Even the governor had problems reaching the devastation. His initial plans to visit the disaster area were postponed on Friday due to dangerous conditions at an airport where he was due to land. He was able to observe the flooding later in the day from a helicopter.

“Hundreds of homes, ball diamonds, parks, businesses under more water than I think any of us have ever seen in this area,” the governor said. “Absolutely impassable in many places. Just devastating.”

Portions of at least 28 Kentucky state highways were blocked due to flooding or landslides, Beshear said. Rescue teams in Virginia and West Virginia worked to reach people where roads were not passable.

Gov. Jim Justice has declared a state of emergency for six West Virginia counties where flooding has downed trees, knocked out power and blocked roads. Governor Glenn Youngkin also issued an emergency declaration, allowing Virginia to mobilize resources into the flooded southwest of the state.

The National Weather Service said another storm front adding misery to flood victims in St. Louis on Friday could bring more thunderstorms to Appalachia in the coming days.

The hardest-hit areas of eastern Kentucky received between 8 and 10 1/2 inches (20-27 centimeters) over 48 hours, National Weather Service meteorologist Brandon Bonds said.

The North Fork of the Kentucky River broke records in at least two places. It reached 20.9ft (6.4m) in Whitesburg – more than 6ft (1.8m) above the previous record – and peaked at 43.5ft (13.25m) at Jackson, Bonds said.

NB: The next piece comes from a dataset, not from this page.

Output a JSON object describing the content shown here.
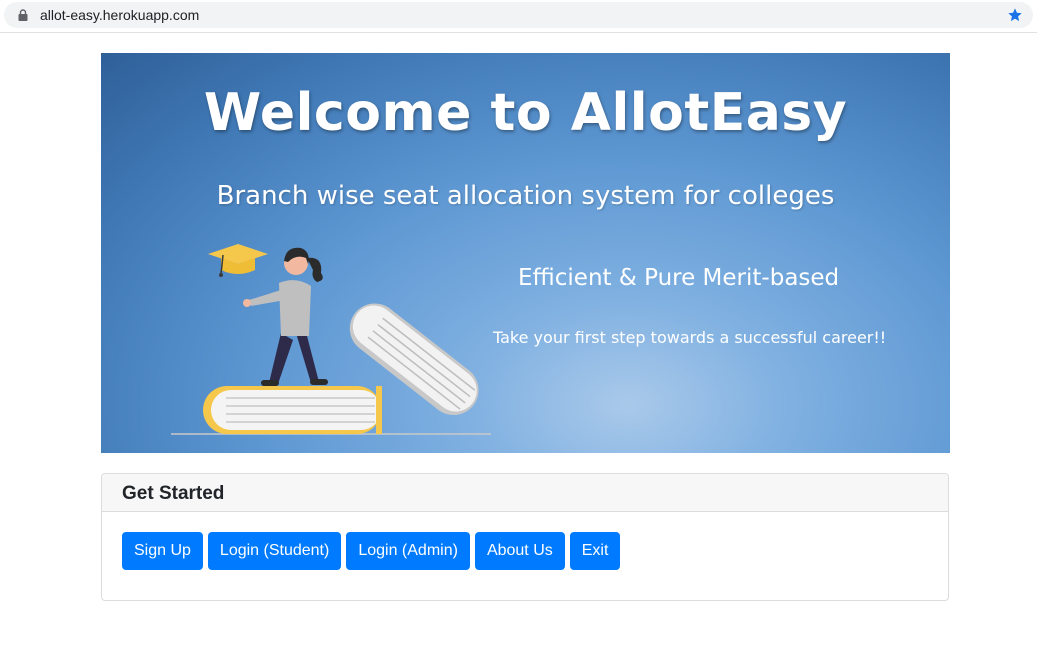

Brown reported from Billings, Montana. Contributors include Rebecca Reynolds in Louisville, Kentucky; Timothy D. Easley in Jackson, Kentucky, and Sarah Brumfield in Silver Spring, Maryland.